UK Fraud Office charges Barclays over Qatar fund-raising
- Author: Zachary Reyes Jun 20, 2017,
Jun 20, 2017, 11:29
In addition to the allegations it was levelling against the bank, the SFO charged its then chief executive John Varley and another senior executive at the time, Roger Jenkins, with conspiracy to commit fraud by false representation over the capital raising.
The UK's Serious Fraud Office has charged Barclays and four of the bank's former executives over capital raisings carried out at the height of the financial crisis. The defendants will appear at Westminster Magistrates' Court on July 3.
Two other men in senior roles at the bank in 2008- Thomas Kalaris and Richard Boath - face a single charge of conspiracy to commit fraud by false representation in relation to the June 2008 fundraising only.
Barclays and four former senior executives have been criminally charged in a high-profile United Kingdom investigation into undisclosed payments to Qatari investors during a NZD$21 billion emergency fund raising in 2008.
Barclays said it awaits further details of the charges from the SFO, which has also informed the bank that it has not made a decision as to whether it will also bring charges against it in respect of the loan.
Barclays, Varley and Jenkins were also charged with providing unlawful financial assistance. Mr Boath and Mr Kalaris each face one fraud count.
The criminal charges are the first to be bought against a bank and its employees related to the 2008 financial crisis.
The charges come almost five years after the SFO opened its case. In a separate probe, the U.K.'s Financial Conduct Authority imposed a GBP50 million fine over the disclosure failures. The Barclays case will be particularly scrutinized as so far no top bank executives in the United Kingdom have been charged with crimes linked to their actions during the financial crisis.
Barclays bank headquarters in Canary Wharf, east London.

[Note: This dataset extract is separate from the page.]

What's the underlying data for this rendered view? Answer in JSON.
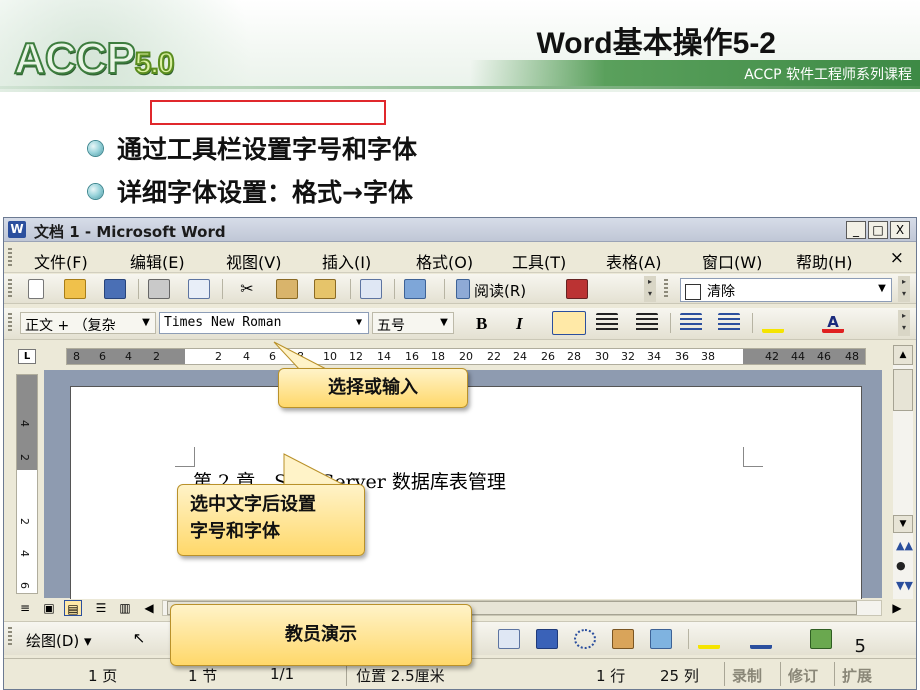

The United States Department of Justice and the US Securities and Exchange Commission have also been carrying out investigations over the payments. It emerged later that Barclays had lent Qatar $3 billion within a few months of the deal, effectively lending its client the money to finance much of its investment.